Courtesy at the Boat Ramp

By Bob Jensen - August 1, 2007
The idea of courtesy at the boat ramp is something that should be thought of early in the season, but in reality, anytime is a good time to think about getting your boat in and out of the water quickly but safely. There is no need or reason why a ramp should be tied up by a boater loading or unloading for more than a couple of minutes maximum.

On a recent weekend at a popular Midwest lake that I was visiting, it was late in the afternoon and a storm was quickly approaching. We headed back to our take-out point, a three-wide ramp. We arrived in plenty of time to beat the storm, but two of the ramps were tied up for ten minutes apiece by boaters who were loading their boats. If the storm would have been a violent one, this could have been a dangerous situation. As it was, no one got hurt and no boats were damaged.

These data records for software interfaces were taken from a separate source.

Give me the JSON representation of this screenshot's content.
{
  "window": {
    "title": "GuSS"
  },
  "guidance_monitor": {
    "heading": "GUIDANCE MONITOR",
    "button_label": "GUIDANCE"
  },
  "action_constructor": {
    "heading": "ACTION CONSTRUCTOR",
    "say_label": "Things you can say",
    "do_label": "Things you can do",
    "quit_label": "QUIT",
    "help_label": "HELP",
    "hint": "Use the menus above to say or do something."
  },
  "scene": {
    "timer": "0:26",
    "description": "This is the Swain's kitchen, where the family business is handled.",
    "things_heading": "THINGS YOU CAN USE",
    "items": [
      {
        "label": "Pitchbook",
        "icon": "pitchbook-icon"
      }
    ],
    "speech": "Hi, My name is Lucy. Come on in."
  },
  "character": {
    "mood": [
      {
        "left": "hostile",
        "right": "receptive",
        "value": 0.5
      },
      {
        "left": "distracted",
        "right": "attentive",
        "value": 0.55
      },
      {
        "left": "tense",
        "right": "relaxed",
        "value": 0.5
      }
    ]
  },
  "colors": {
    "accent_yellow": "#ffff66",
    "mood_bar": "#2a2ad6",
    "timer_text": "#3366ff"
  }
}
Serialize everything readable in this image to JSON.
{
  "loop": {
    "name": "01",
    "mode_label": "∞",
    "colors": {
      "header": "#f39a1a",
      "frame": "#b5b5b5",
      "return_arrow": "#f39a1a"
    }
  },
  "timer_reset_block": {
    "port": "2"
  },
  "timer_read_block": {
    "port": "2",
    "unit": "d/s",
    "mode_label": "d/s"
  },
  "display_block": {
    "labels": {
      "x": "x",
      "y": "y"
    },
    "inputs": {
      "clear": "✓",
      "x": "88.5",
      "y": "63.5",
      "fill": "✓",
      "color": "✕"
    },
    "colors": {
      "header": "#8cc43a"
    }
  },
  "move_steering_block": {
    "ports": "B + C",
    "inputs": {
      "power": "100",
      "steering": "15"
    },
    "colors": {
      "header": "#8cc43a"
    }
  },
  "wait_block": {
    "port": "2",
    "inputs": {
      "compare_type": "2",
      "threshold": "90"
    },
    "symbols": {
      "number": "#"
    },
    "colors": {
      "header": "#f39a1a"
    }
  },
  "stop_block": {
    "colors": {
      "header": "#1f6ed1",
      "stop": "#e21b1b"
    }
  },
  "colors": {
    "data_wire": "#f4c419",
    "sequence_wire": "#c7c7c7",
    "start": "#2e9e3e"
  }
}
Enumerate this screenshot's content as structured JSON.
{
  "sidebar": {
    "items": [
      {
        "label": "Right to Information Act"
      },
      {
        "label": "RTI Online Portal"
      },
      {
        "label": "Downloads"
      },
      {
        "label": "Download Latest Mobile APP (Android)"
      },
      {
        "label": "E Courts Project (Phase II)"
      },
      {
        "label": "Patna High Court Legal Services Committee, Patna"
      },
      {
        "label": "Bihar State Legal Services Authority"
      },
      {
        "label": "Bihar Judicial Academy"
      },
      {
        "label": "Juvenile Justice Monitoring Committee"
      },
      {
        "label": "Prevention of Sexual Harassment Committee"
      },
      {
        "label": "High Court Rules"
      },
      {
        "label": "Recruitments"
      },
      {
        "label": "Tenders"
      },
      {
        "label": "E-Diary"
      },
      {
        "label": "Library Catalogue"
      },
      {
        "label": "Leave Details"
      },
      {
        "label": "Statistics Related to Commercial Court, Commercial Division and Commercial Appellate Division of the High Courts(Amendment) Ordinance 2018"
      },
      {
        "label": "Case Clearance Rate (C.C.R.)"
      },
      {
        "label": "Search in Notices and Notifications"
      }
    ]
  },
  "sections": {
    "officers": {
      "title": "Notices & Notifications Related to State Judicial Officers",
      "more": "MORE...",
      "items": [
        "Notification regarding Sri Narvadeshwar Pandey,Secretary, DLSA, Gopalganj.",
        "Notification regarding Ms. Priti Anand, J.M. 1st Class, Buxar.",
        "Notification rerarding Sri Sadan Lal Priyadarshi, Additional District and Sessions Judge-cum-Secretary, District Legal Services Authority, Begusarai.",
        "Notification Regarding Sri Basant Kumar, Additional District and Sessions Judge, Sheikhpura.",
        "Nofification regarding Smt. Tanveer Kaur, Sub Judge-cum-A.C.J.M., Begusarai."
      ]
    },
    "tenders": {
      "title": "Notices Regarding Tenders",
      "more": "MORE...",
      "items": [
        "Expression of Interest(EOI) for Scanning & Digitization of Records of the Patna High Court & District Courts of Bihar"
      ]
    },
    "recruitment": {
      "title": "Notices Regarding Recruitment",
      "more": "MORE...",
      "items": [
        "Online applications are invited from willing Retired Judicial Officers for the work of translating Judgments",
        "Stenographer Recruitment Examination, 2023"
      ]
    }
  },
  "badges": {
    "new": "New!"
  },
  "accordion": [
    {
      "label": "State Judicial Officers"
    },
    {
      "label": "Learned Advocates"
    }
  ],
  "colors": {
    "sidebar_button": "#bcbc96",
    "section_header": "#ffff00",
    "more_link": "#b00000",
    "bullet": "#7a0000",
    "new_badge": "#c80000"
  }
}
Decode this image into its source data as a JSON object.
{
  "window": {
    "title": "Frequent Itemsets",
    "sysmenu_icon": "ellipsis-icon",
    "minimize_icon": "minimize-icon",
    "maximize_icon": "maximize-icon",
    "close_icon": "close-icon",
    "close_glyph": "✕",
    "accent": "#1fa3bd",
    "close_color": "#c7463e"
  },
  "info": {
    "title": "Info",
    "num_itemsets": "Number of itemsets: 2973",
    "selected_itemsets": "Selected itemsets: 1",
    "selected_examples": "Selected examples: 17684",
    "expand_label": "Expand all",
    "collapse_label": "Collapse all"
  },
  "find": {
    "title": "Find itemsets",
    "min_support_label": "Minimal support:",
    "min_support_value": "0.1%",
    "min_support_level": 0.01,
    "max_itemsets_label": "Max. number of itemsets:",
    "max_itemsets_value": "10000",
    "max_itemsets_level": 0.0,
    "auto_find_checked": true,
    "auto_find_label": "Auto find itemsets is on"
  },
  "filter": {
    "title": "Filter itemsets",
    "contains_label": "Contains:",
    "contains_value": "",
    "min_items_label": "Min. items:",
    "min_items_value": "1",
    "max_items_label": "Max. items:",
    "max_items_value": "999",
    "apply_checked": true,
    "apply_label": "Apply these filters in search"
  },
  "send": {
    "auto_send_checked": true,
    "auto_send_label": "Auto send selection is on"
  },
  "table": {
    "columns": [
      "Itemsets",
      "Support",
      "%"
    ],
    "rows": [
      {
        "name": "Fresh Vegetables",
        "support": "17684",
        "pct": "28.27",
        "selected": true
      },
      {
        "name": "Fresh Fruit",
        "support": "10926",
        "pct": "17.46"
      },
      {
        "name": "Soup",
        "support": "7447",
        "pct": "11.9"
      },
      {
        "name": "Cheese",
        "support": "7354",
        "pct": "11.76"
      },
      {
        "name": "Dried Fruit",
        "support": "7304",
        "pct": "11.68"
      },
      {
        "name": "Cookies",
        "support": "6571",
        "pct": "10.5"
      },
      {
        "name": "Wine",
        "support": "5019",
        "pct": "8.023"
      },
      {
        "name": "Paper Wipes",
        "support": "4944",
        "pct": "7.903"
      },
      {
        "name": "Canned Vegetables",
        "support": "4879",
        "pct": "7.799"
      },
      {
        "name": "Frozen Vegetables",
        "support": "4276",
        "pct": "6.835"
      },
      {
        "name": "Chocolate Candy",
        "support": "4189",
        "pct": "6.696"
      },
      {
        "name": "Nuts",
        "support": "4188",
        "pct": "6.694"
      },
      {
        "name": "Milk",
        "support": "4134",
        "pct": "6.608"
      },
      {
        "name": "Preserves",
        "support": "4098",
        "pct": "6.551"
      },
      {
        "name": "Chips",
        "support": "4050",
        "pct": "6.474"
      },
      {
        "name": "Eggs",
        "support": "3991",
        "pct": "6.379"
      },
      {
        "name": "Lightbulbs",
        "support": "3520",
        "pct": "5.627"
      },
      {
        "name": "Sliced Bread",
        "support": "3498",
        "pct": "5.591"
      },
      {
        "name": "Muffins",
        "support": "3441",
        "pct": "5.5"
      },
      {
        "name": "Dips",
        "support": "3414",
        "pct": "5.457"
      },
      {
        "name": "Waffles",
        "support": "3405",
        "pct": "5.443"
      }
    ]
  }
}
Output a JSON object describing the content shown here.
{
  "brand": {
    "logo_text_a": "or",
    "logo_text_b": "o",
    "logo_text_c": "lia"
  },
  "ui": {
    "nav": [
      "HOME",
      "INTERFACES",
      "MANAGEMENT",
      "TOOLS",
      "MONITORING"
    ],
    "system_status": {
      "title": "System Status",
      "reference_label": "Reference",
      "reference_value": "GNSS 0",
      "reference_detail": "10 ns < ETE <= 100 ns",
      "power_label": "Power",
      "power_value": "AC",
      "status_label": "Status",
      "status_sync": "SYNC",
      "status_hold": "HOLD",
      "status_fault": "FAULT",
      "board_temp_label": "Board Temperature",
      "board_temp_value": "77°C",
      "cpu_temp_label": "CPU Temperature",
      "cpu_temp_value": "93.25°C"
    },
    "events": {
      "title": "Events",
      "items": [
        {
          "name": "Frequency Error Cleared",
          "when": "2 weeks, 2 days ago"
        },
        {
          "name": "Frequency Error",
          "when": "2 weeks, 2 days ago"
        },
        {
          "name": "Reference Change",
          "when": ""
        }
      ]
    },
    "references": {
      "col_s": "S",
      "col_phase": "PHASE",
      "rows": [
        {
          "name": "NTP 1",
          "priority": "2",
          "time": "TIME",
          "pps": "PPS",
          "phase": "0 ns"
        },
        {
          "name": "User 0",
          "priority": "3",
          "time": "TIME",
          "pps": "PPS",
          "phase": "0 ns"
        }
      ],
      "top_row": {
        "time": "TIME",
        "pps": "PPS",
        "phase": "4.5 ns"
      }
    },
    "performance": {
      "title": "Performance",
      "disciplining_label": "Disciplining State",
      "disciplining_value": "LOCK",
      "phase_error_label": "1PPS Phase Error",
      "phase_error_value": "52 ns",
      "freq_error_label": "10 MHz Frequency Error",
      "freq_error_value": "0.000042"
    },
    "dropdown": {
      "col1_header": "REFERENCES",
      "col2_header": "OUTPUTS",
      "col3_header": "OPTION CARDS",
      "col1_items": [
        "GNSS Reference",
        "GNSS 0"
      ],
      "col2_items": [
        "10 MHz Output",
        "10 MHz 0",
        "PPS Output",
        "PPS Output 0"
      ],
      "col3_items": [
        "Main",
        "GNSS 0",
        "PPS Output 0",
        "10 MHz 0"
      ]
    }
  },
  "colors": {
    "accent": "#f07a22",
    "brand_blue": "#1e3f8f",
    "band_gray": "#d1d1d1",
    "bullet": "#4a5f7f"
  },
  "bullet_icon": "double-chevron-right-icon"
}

However, at least thirty boaters had to wait while two boaters kept the ramp tied up.

When putting your boat in the water, you should have everything in the boat before you even approach the ramp.

Do not disconnect the winch strap from the boat until the boat is in the water, especially if you have a roller trailer. I've seen several boats dumped on the concrete because the winch strap was disconnected too soon. A boat dumped on the concrete really ties the ramp up.

When the boat is in the water, the boat driver should idle away from the dock while the tow-vehicle is parked. When the vehicle driver has parked the vehicle and is on the dock, the boat driver eases into the dock, the partner gets in the boat, and away you go.

When it's time to load the boat, ease into the dock, the vehicle driver gets out, the boat is again eased away from the dock until the trailer is in the water, and you put the boat on the trailer. With a little practice, loading and unloading is very easy.

When the ramps are busy, you should not tie up to the dock while the trailer is being brought to the ramp. That just ties up that ramp so no one else can use it. By idling away from the ramp, you keep the ramp open and traffic moving.

Some folks use the excuse that their boating partner can't drive the boat or can't back a trailer into the water. Except in extreme cases, that's a bad excuse. Your partners, if they're not children, need to know how to drive the boat. What if something happened on the water and you couldn't drive the boat? Everyone in the boat should know the basics of boating, and adults should know how to handle the boat if they're going to be in it.

A good trailer makes loading and unloading so much easier. The Shoreland'R trailers that are so popular across the Midwest are extremely easy to load and unload, and they also provide your boat with the utmost in protection.

Loading and unloading your boat doesn't need to be a stressful event. Use common sense and consider the other boaters waiting to get their boat in the water and you'll be on your way to a fun day on the water.

Author Bob Jensen
Bob Jensen
Bob Jensen is the host of the Fishing the Midwest television series, a series of television fishing shows that highlight fishing locations and techniques throughout the Midwest. He also writes a syndicated fishing column and does fishing seminars throughout the Midwest. He is a former fishing guide and tournament angler. Visit Bob's web site at www.fishingthemidwest.com.